Yahoo! Design Pattern Library relaunches with 10 new social patterns

· Design, Information Architecture, Patterns, Social Design, User Experience, Yahoo!

Over one year in the making…

The work of many hands…

A much overdue look-and-feel refresh, with some much-needed (if subtle) usability improvements…

I am bursting with pride that I’m able to announce today the relaunch of the Yahoo! Design Pattern Library with “ten new patterns, a reorganized category-structure, cleaner URLs for easier bookmarking, and much, much more.”

For more details on the update see Design Patterns, Now More Open and Social, my post today on the Yahoo! Developer Network blog.

I’ll be doing more blogging over there about our library, design patterns, social design, and Yahoo!’s open and social platforms, and I’ll post some deeper dives into some of the new features and polices at the library over the coming weeks.

One key point I don’t want to gloss over:

[W]e are moving to a much more open pattern review and revision process: We’ve added a new rating level for patterns called “Beta,” and we will use it to publish unfinished patterns and request comments on them from the larger community. The accordion pattern will be the first guinea pig for this process, as we already published a survey through the YUI blog to solicit community input.

See me speak at IDEA 2009

· Events, Patterns, Social Design, User Experience, Yahoo!

IDEA 2009 image

What is the IDEA Conference?

The IDEA Conference looks at the intersection of physical and information space and wonders how you design experiences for that. Erin and I have been granted a double session so that we can combine a straightforward presentation of the ideas in Designing Social Interfaces with an interactive quasi-workshop activity involving play-testing a prototype card game we’re designing to teach and provide playful contexts for exploring the dynamics of the social experience design pattern language we’re developing.

Beyond our own time slot, I’m very excited to see the other speakers at IDEA, which has earned a justified reputation as a murderer’s row of keynotes in past years. Bringing men and women from across a range of disciplines (architecture, game design, journalism, academia, information design, and so on) makes IDEA extremely “nutritional” for the mind and the creative spirit.

But it’s not all blue sky and horizons. We’re sharing practical advice, based on hard-won experiences. I happen to know that my colleague, Luke Wroblewski wants to share some things learned at Yahoo! from years of experimenting with various social (friendship, connection, and contact) models.

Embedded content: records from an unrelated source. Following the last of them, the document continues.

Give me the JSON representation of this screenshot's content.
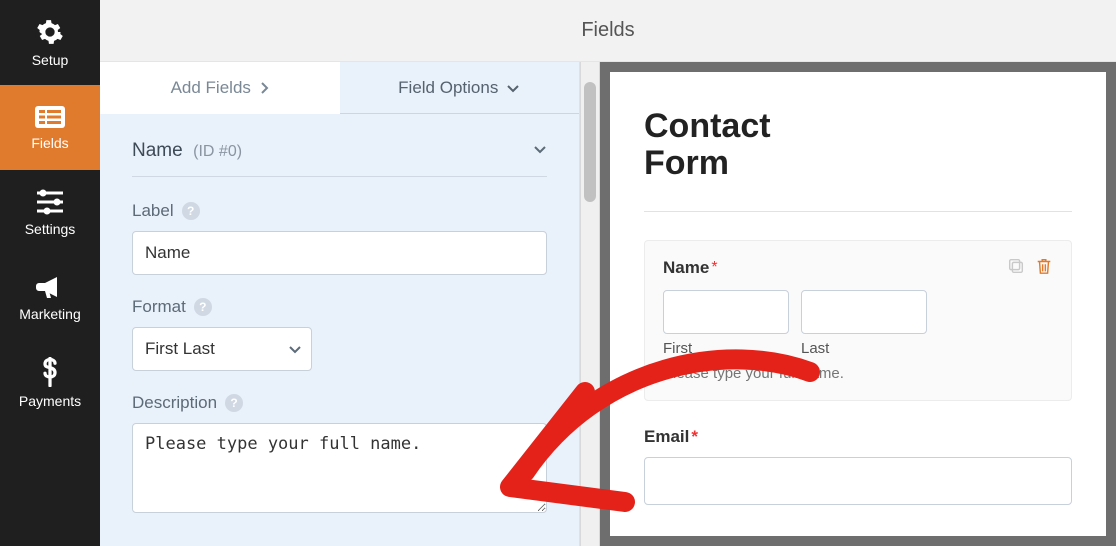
{
  "sidebar": {
    "items": [
      {
        "label": "Setup"
      },
      {
        "label": "Fields"
      },
      {
        "label": "Settings"
      },
      {
        "label": "Marketing"
      },
      {
        "label": "Payments"
      }
    ]
  },
  "topbar": {
    "title": "Fields"
  },
  "tabs": {
    "add": "Add Fields",
    "options": "Field Options"
  },
  "section": {
    "name": "Name",
    "id_label": "(ID #0)"
  },
  "form": {
    "label_caption": "Label",
    "label_value": "Name",
    "format_caption": "Format",
    "format_value": "First Last",
    "description_caption": "Description",
    "description_value": "Please type your full name."
  },
  "preview": {
    "title_line1": "Contact",
    "title_line2": "Form",
    "name_field": {
      "label": "Name",
      "required": "*",
      "sub_first": "First",
      "sub_last": "Last",
      "description": "Please type your full name."
    },
    "email_field": {
      "label": "Email",
      "required": "*"
    }
  }
}
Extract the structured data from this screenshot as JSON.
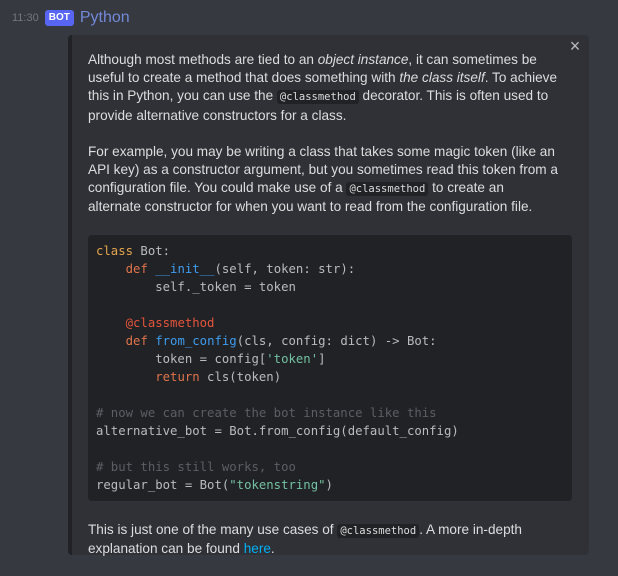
{
  "header": {
    "timestamp": "11:30",
    "bot_tag": "BOT",
    "author": "Python"
  },
  "embed": {
    "close_icon": "×",
    "p1": {
      "t1": "Although most methods are tied to an ",
      "em1": "object instance",
      "t2": ", it can sometimes be useful to create a method that does something with ",
      "em2": "the class itself",
      "t3": ". To achieve this in Python, you can use the ",
      "code": "@classmethod",
      "t4": " decorator. This is often used to provide alternative constructors for a class."
    },
    "p2": {
      "t1": "For example, you may be writing a class that takes some magic token (like an API key) as a constructor argument, but you sometimes read this token from a configuration file. You could make use of a ",
      "code": "@classmethod",
      "t2": " to create an alternate constructor for when you want to read from the configuration file."
    },
    "code": {
      "l1_kw": "class",
      "l1_rest": " Bot:",
      "l2_indent": "    ",
      "l2_kw": "def",
      "l2_fn": "__init__",
      "l2_rest": "(self, token: str):",
      "l3": "        self._token = token",
      "l4": "",
      "l5_indent": "    ",
      "l5_dec": "@classmethod",
      "l6_indent": "    ",
      "l6_kw": "def",
      "l6_fn": "from_config",
      "l6_rest": "(cls, config: dict) -> Bot:",
      "l7_a": "        token = config[",
      "l7_str": "'token'",
      "l7_b": "]",
      "l8_indent": "        ",
      "l8_kw": "return",
      "l8_rest": " cls(token)",
      "l9": "",
      "l10": "# now we can create the bot instance like this",
      "l11": "alternative_bot = Bot.from_config(default_config)",
      "l12": "",
      "l13": "# but this still works, too",
      "l14_a": "regular_bot = Bot(",
      "l14_str": "\"tokenstring\"",
      "l14_b": ")"
    },
    "p3": {
      "t1": "This is just one of the many use cases of ",
      "code": "@classmethod",
      "t2": ". A more in-depth explanation can be found ",
      "link": "here",
      "t3": "."
    }
  }
}
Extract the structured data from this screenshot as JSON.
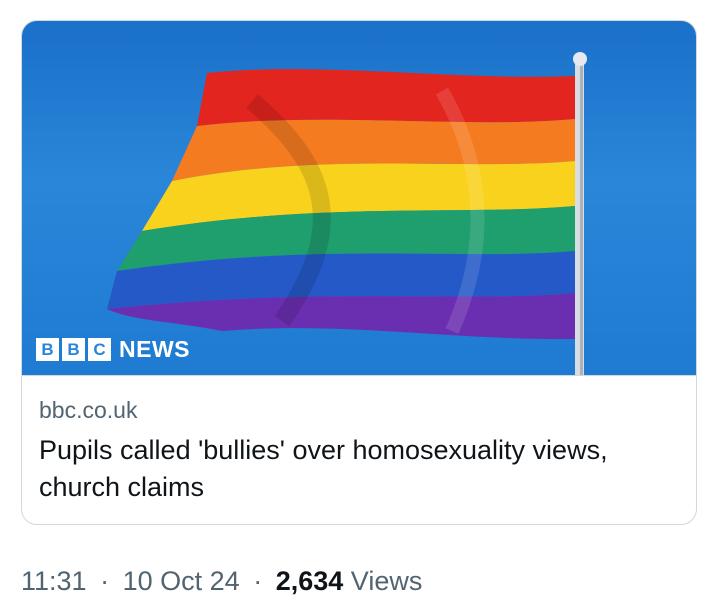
{
  "card": {
    "source_logo": {
      "letters": [
        "B",
        "B",
        "C"
      ],
      "word": "NEWS"
    },
    "domain": "bbc.co.uk",
    "headline": "Pupils called 'bullies' over homosexuality views, church claims"
  },
  "footer": {
    "time": "11:31",
    "separator": "·",
    "date": "10 Oct 24",
    "views_count": "2,634",
    "views_label": "Views"
  },
  "colors": {
    "sky": "#2a86d8",
    "border": "#cfd9de",
    "muted_text": "#536471",
    "primary_text": "#0f1419"
  }
}
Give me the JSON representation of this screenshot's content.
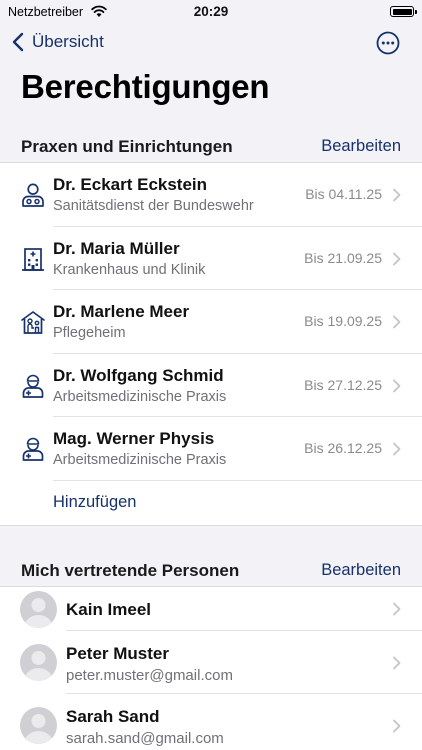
{
  "status": {
    "carrier": "Netzbetreiber",
    "time": "20:29"
  },
  "nav": {
    "back_label": "Übersicht"
  },
  "page_title": "Berechtigungen",
  "institutions": {
    "header": "Praxen und Einrichtungen",
    "edit_label": "Bearbeiten",
    "items": [
      {
        "icon": "paramedic-icon",
        "name": "Dr. Eckart Eckstein",
        "type": "Sanitätsdienst der Bundeswehr",
        "valid": "Bis 04.11.25"
      },
      {
        "icon": "hospital-icon",
        "name": "Dr. Maria Müller",
        "type": "Krankenhaus und Klinik",
        "valid": "Bis 21.09.25"
      },
      {
        "icon": "care-home-icon",
        "name": "Dr. Marlene Meer",
        "type": "Pflegeheim",
        "valid": "Bis 19.09.25"
      },
      {
        "icon": "occupational-doctor-icon",
        "name": "Dr. Wolfgang Schmid",
        "type": "Arbeitsmedizinische Praxis",
        "valid": "Bis 27.12.25"
      },
      {
        "icon": "occupational-doctor-icon",
        "name": "Mag. Werner Physis",
        "type": "Arbeitsmedizinische Praxis",
        "valid": "Bis 26.12.25"
      }
    ],
    "add_label": "Hinzufügen"
  },
  "representatives": {
    "header": "Mich vertretende Personen",
    "edit_label": "Bearbeiten",
    "items": [
      {
        "name": "Kain Imeel",
        "email": ""
      },
      {
        "name": "Peter Muster",
        "email": "peter.muster@gmail.com"
      },
      {
        "name": "Sarah Sand",
        "email": "sarah.sand@gmail.com"
      }
    ]
  }
}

I’m also pretty excited about taking Nathan Curtis’s Modular User Experience Design & Deliverables workshop, which will directly help me in my work as a curator of patterns and design components.

From the people already showing interest in coming to IDEA I’m pretty sure the “real world” social networking will be a highlight as well. Good, smart people working on similar problems, meeting informally over dinner or drinks (or karaoke) – that’s the secret of a great conference.

Designing Social Interfaces, Rough Cut edition now available from O'Reilly Media

· Design, Information Architecture, Patterns, Social Design, The Power of Many, User Experience, Yahoo!

Designing Social Interfaces - Rough Cut | O'Reilly Media

Designing Social Interfaces – Rough Cut | O’Reilly Media

Originally uploaded by xian


The unedited, 500 page first draft of our book is available now in PDF format for review by anyone who can’t bear to wait till September for the first (“real”) edition to come out.

Yay!

Slides from Designing Social Interfaces at IA Summit 2009

· conventionology, Design, Events, Information Architecture, Patterns, Social Design, The Power of Many, User Experience, Yahoo!

Erin Malone and I introduced some of the fruit of our effort to carve out a pattern language for social user experience design. At the Information Architecture Summit in Memphis this past week we taught our pattern library workshop and then delivered this tandem presentation: